● PROMPT: Among the entries below, count each line holding the word "ubuntu". Write only the number.
#### DATA RECORDS ####
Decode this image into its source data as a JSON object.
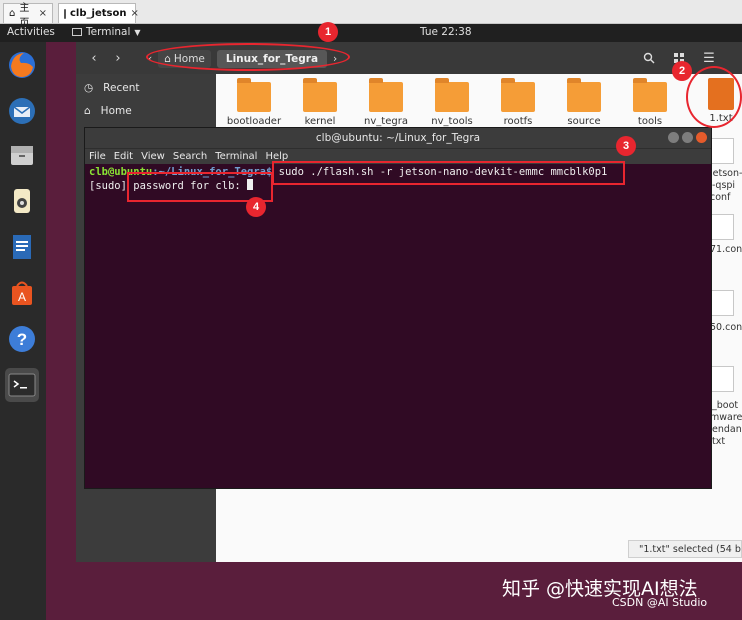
{
  "vm_tabs": {
    "home_label": "主页",
    "machine_label": "clb_jetson",
    "close_glyph": "×"
  },
  "top_bar": {
    "activities": "Activities",
    "app_menu": "Terminal",
    "clock": "Tue 22:38"
  },
  "files": {
    "path_home": "Home",
    "path_current": "Linux_for_Tegra",
    "sidebar": [
      {
        "label": "Recent",
        "icon": "clock-icon"
      },
      {
        "label": "Home",
        "icon": "home-icon"
      }
    ],
    "folders": [
      "bootloader",
      "kernel",
      "nv_tegra",
      "nv_tools",
      "rootfs",
      "source",
      "tools"
    ],
    "selected_file": "1.txt",
    "partial_labels": [
      "jetson-",
      "o-qspi",
      "conf",
      "71.con",
      "50.con",
      "_boot",
      "mware-",
      "pendanc",
      "txt"
    ],
    "status": "\"1.txt\" selected (54 b"
  },
  "terminal": {
    "title": "clb@ubuntu: ~/Linux_for_Tegra",
    "menu": [
      "File",
      "Edit",
      "View",
      "Search",
      "Terminal",
      "Help"
    ],
    "prompt_user": "clb@ubuntu",
    "prompt_path": ":~/Linux_for_Tegra$",
    "command": " sudo ./flash.sh -r jetson-nano-devkit-emmc mmcblk0p1",
    "sudo_prompt": "[sudo] password for clb: "
  },
  "annotations": [
    "1",
    "2",
    "3",
    "4"
  ],
  "watermark": "知乎 @快速实现AI想法",
  "csdn": "CSDN @AI Studio",
  "colors": {
    "terminal_bg": "#300a24",
    "annotation": "#e8262f",
    "folder": "#f59d37"
  }
}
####
● EXERCISE ANSWER: 2